The health records of around 30,000 mother and child pairs and 30,000 father and child pairs were assessed to examine the extent to which BMI may influence mortality risk in a situation that is not biased by "reverse causation" -- illness leading to low BMI rather than BMI influencing illness.
The team found that when offspring BMI was used instead of the parent's own BMI, the apparent harmful effects of low BMI were reduced and the harmful effects of high BMI were greater than those found in the conventional analyses. Importantly, the results suggest that previous studies have underestimated the harmful effects of being overweight.
The current advice from doctors to maintain a BMI of between 18.5 and 25 is supported by this study, and the widely reported suggestion that being overweight may be healthy is shown to be incorrect.
Dr David Carslake, the study's lead author and Senior Research Associate from the MRC Integrative Epidemiology Unit (IEU) at the University of Bristol, said: "An alarming increase in obesity levels across the world which have risen from 105 million in 1975 to 641 million in 2014, according to a recent Lancet study, create concern about the implications for public health.
"This study demonstrates that correlation is not causation and that when it comes to public health recommendations we need to be cautious interpreting data based on associations alone.

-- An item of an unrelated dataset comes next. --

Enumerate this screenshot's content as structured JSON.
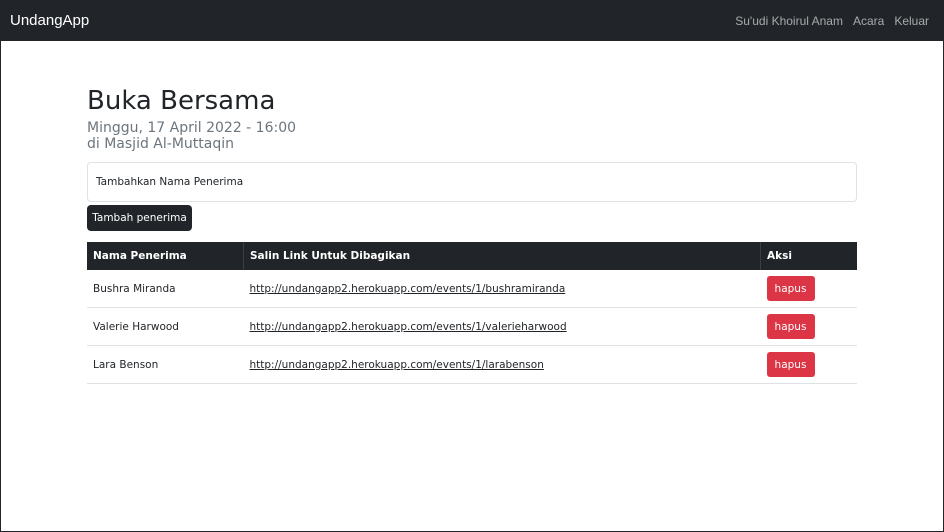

We found that previous studies have underestimated the impact of being overweight on mortality and our findings support current advice to maintain a BMI of between 18.5 and 25."
Professor George Davey Smith, Director of the MRC IEU and Professor of Clinical Epidemiology at the University of Bristol, added: "We are used to seeing conflicting studies purporting to show that something is either good or bad for our health. These generally come from naïve observational studies, which can produce seriously misleading findings. More robust approaches for identifying the causal effects of factors influencing health, such as the methods applied in this study, are required if we are to make recommendations for public health based on reliable evidence."
'Confounding by ill health in the observed association between BMI and mortality: Evidence from the HUNT Study using offspring BMI as an instrument' by David Carslake et al in International Journal of Epidemiology